In September, the PCAOB adopted a final rule implementing the Holding Foreign Companies Accountable Act. The final rule creates a framework for the PCAOB to use when determining whether it can audit foreign companies; the factors the PCAOB will evaluate and the documents and information the PCAOB will consider when assessing whether a determination is warranted; the form, public availability, effective date and duration of such determinations; and the process by which the PCAOB will reaffirm, modify or vacate any such determinations.
The SEC oversees the PCAOB and approved the rule Nov. 5. The rule is effective immediately.
"This is an important step to protect U.S. investors," SEC Chairman Gary Gensler said in a news release. "I believe it is critical that the commission and the PCAOB work together to ensure that the auditors of foreign companies accessing U.S. capital markets play by the same rules."
In May, the SEC adopted interim final rules that would amend several forms in order to implement the disclosure and submission requirements under the Holding Foreign Companies Accountable Act. Mr. Gensler said the SEC remains on track to finalize those rules before the end of the year.
The Senate in June passed via unanimous consent the Accelerating Holding Foreign Companies Accountable Act. That bill, introduced by Mr. Kennedy the same month, would reduce the number of years a foreign company can refuse PCAOB inspection to two years from three years before having their securities delisted.

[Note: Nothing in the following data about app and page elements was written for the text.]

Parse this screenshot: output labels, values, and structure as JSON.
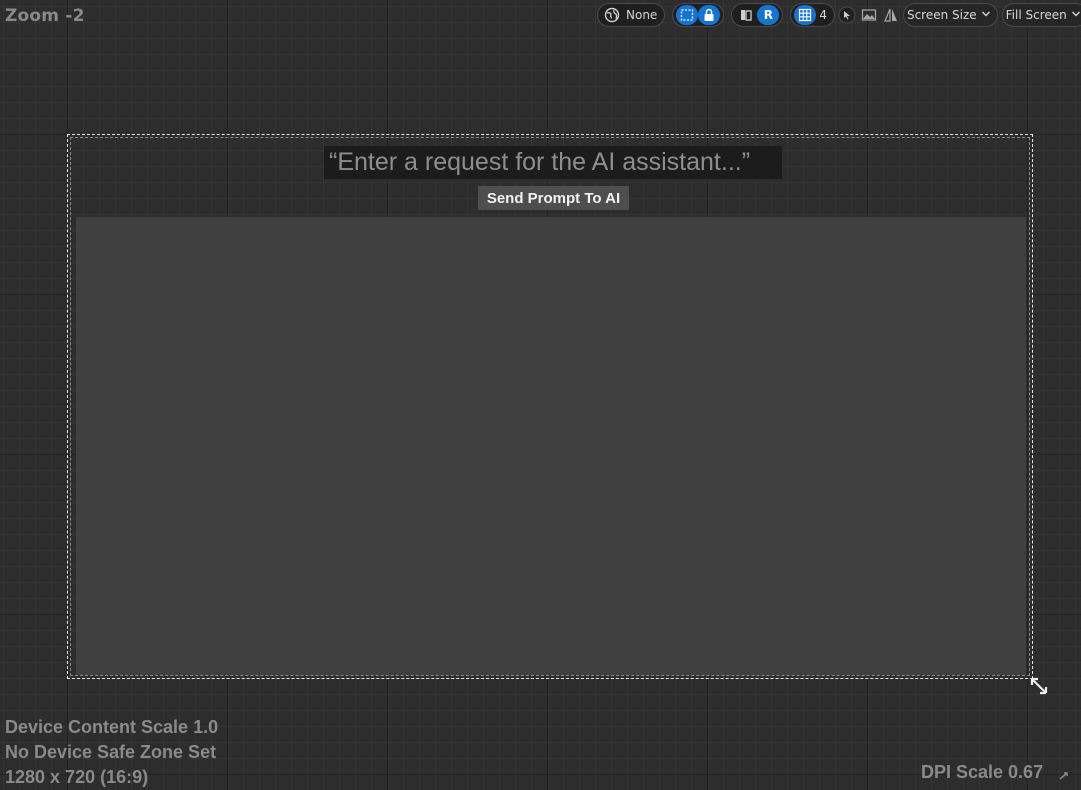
{
  "viewport": {
    "zoom_label": "Zoom -2"
  },
  "toolbar": {
    "locale_value": "None",
    "right_to_left_label": "R",
    "grid_count": "4",
    "screen_size_label": "Screen Size",
    "fill_screen_label": "Fill Screen"
  },
  "widget": {
    "prompt_placeholder": "“Enter a request for the AI assistant...”",
    "send_button_label": "Send Prompt To AI"
  },
  "footer": {
    "content_scale": "Device Content Scale 1.0",
    "safe_zone": "No Device Safe Zone Set",
    "resolution": "1280 x 720 (16:9)",
    "dpi_scale": "DPI Scale 0.67"
  },
  "colors": {
    "accent": "#1474d4",
    "background": "#2d2d2d",
    "content": "#404040"
  },
  "icons": [
    "globe-icon",
    "marquee-select-icon",
    "lock-icon",
    "layout-icon",
    "grid-icon",
    "cursor-icon",
    "image-icon",
    "mirror-icon",
    "chevron-down-icon",
    "resize-icon"
  ]
}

A companion version of the bill hasn't been introduced in the House.